There were 4,223 drops from the jeweled spear, for there are that number of islands in the archipelago called Japan,† Six hundred of them are inhabited, but only five are of any considerable size. The largest-Hondo or Honshu—is 1,130 miles long, averages some 73 miles in width, and contains in its 81,000 square miles half the area of the islands. Their situation, like their recent history, resembles that of England: the surrounding seas have protected them from conquest, while their 13,000 miles of seacoast have made them a seafaring people, destined by geographical encouragement and commercial necessity to a widespread mastery of the seas. Warm winds and currents from the south mingle with the cool air of the mountain-tops to give Japan an English climate, rich in rain and cloudy days4 nourishing to short but rapid-running rivers, and propitious to vegetation and scenery. Here, outside the cities and the slums, half the land is an Eden in blossom-time; and the mountains are no tumbled heaps of rock and dirt, but artistic forms designed, like Fuji, in almost perfect lines.‡

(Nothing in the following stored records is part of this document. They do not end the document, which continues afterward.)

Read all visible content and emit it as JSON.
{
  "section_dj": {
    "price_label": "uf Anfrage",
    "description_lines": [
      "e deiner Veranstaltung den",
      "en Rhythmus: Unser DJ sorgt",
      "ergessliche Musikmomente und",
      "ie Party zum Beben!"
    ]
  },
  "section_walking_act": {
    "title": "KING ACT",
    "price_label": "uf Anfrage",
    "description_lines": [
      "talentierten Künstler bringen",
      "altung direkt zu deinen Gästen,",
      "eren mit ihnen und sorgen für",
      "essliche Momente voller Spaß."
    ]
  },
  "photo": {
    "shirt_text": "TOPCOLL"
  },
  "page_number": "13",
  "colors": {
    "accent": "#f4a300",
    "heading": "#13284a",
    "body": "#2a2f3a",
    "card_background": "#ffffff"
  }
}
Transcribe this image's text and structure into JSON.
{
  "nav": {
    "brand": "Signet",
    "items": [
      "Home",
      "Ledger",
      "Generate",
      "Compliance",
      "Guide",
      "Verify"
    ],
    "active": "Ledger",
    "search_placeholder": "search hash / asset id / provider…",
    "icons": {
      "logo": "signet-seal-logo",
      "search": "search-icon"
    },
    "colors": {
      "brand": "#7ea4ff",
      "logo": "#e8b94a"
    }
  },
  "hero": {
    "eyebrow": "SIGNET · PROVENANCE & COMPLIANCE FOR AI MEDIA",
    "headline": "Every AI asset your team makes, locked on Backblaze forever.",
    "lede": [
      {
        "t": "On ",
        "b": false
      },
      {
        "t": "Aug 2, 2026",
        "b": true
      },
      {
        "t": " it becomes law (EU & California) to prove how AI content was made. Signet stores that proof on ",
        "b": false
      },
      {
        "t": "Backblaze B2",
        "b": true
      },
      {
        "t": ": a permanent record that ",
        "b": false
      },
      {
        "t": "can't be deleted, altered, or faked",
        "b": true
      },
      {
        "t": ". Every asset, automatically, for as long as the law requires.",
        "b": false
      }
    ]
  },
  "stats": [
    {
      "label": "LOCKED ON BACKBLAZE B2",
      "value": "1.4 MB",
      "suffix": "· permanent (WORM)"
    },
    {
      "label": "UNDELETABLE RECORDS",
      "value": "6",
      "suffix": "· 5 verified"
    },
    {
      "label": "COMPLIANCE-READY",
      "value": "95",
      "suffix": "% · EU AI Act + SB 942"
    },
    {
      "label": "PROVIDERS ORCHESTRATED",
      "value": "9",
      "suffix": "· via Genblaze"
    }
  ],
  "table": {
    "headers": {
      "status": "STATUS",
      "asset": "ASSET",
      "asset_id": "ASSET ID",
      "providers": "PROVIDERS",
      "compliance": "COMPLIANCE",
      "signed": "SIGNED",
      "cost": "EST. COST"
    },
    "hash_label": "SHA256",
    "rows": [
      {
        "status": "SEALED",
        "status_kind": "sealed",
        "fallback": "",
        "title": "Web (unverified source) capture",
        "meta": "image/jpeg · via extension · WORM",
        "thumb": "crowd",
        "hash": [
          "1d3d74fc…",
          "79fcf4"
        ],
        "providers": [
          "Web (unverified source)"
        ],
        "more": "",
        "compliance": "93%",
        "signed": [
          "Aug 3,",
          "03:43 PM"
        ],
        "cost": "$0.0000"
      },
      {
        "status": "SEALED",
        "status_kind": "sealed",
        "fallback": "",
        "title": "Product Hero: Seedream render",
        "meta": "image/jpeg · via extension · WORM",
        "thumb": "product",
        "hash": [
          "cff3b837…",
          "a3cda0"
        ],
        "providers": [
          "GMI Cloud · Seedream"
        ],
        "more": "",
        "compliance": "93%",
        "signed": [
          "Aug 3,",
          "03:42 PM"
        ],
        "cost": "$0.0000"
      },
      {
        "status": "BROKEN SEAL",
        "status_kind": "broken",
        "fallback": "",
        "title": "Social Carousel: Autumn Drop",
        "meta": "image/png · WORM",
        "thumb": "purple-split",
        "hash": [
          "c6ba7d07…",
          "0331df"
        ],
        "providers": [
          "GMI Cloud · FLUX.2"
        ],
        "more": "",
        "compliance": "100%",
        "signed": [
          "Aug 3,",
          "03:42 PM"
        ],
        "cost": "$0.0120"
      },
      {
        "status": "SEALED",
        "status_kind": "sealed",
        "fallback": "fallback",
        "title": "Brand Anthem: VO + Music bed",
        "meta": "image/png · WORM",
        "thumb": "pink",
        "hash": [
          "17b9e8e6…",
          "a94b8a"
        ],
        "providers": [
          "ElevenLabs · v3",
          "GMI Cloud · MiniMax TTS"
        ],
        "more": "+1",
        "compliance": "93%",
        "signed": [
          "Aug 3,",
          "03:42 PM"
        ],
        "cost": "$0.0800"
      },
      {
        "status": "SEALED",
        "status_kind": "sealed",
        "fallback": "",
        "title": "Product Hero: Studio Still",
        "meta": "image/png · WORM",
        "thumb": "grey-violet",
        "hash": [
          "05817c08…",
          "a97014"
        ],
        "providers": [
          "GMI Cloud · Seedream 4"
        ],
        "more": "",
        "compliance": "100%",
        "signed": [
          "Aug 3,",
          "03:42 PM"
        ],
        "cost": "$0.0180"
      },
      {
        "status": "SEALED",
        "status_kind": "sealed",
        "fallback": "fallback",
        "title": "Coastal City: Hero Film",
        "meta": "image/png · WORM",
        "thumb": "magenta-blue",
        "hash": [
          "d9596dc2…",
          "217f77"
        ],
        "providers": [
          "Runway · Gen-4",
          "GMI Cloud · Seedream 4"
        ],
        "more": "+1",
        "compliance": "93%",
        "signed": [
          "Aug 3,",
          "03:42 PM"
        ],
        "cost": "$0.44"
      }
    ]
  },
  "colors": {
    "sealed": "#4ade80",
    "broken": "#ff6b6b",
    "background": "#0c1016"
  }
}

Doubtless these isles were born of earthquakes rather than from dripping spears.6 No other land—except, perhaps, South America—has suffered so bitterly from convulsions of the soil. In the year 599 the earth shook and swallowed villages in its laughter; meteors fell and comets flashed, and snow whitened the streets in mid-July; drought and famine followed, and millions of Japanese died. In 1703 an earthquake killed 32,000 in Tokyo alone. In 1885 the capital was wrecked again; great clefts opened in the earth, and engulfed thousands; the dead were carried away in cartloads and buried en masse. In 1923 earthquake, tidal wave and fire took 100,000 lives in Tokyo, and 37,000 in Yokahama and nearby; Kamakura, so kind to Buddha, was almost totally destroyed,7 while the benign colossus of the Hindu saint survived shaken but unperturbed amid the ruins, as if to illustrate the chief lesson of history—that the gods can be silent in many languages. The people were for a moment puzzled by this abundance of disaster in a land divinely created and ruled; at last they explained the agitations as due to a large subterranean fish, which wriggled when its slumber was disturbed.8 They do not seem to have thought of abandoning this adventurous habitat; on the day after the last great quake the school-children used bits of broken plaster for pencils, and the tiles of their shattered homes for slates.9 The nation bore patiently these lashings of circumstance, and emerged from repeated ruin undiscourageably industrious, and ominously brave.